Sarah Jaffe speaks volumes while singing very little on Don't Disconnect's futuristic indictment against modernity.
On the title track of her third album, Don't Disconnect, singer-songwriter Sarah Jaffe asks, "Do you still feel me?" It's a valid yet rhetorical question given Jaffe's departure from her bedroom folk debut LP, Suburban Nature. Now embracing electro-pop, Jaffe has followed a similar trajectory to Everything But the Girl after Tracey Thorn's collaboration with Massive Attack: forming the Dividends, a writing partnership with hip-hop producer S1, the duo's "Bad Guy" opened Eminem's 2013 album, MMLP2. Such sonic exploration and musical transformation, hinted at on her 2012 EP, The Way Sound Leaves a Room, was completed on The Body Wins, released the same year.
Stopping short of being a concept album, Don't Disconnect expands on this new sound, juxtaposing human emotion against a cooling world where increased human interaction is becoming less personal and more partisan. The distance between and how we bridge such deltas is posited on the political-hinting "Either Way": "Communication lost / Total disregard, it's not what I paid for / Blue state, red state / Alone in the war / Much to my dismay / Shouldn't it be simple anyway."
On her debut EP, Even Born Again, Jaffe sang, "Ain't in love with the world / I'm just in love with its clutter" on "Under". Then grounded, the Jaffe of Don't Disconnect is coming from a disembodied perspective. The title track's technological connotation pulses along, signifying both the link and space between narrator and subject. Subjugation versus obedience is a recurring theme in Jaffe's music; here, romantic immediacy is weighed against personal restraint on "Your Return".

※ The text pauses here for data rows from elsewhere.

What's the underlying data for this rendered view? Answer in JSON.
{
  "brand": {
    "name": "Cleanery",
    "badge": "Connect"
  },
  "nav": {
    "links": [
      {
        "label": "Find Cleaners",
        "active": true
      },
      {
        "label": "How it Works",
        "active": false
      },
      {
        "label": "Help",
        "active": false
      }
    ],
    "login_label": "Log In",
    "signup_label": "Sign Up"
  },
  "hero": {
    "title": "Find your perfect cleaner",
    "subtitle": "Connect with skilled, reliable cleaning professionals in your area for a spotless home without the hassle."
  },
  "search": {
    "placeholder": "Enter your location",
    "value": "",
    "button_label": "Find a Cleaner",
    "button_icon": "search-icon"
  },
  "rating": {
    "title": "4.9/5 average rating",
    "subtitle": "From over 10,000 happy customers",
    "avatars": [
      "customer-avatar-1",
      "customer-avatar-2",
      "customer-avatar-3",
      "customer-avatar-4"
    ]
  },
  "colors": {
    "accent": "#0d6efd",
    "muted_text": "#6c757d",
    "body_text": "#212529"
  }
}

Having streamlined her lyrical density to pop music's oft-repeated phrases, they do not lack in emotional heft. More poetry than prose, Don't Disconnect's lyrics are concise, pointed, and questioning. The insular rumination of Suburban Nature's "Clementine" remains on "Slow Pour" and the paranoid "Revelation", with its inquisitive refrain of "Is everything a sign for me?" Jaffe's once quavering delivery is now assured and strong, thanks to both producer McKenzie Smith (Midlake) and Jaffe's own artistic maturity as demonstrated on Don't Disconnect's most verbose song, "Defence". A meta-penance of sorts, the song can be taken as Jaffe pondering her own evolution: "On and on / I struggle letting go / On and on / To push the button and just leave it alone."
Even with the change in tack, Jaffe maintains her traditional minimalist framework, allowing space between her lyrics. Here, those spaces are filled in with elements from a broad spectrum ranging from krautrock on "Fatalist" to the synths on "Revelation" that recall the darker moments of Depeche Mode's catalog. Guitars remain, adorning the symphonic "Satire", its biting lyrics easily fitting in with the songs of Suburban Nature. Album closer "Leaving the Planet" equals the bombast of The Who's "Baba O'Riley" in its truncated form.
Foregoing the radio-tested necessity of having a hook within every ten seconds of a song, Jaffe proves lyrics count. Having landed on a sound that tethers the many moods of her ambitious and intellectual songs together, she speaks volumes while singing very little on Don't Disconnect's futuristic indictment against modernity. If not today, in the future Sarah Jaffe will reap the recognition she justly deserves for Don't Disconnect.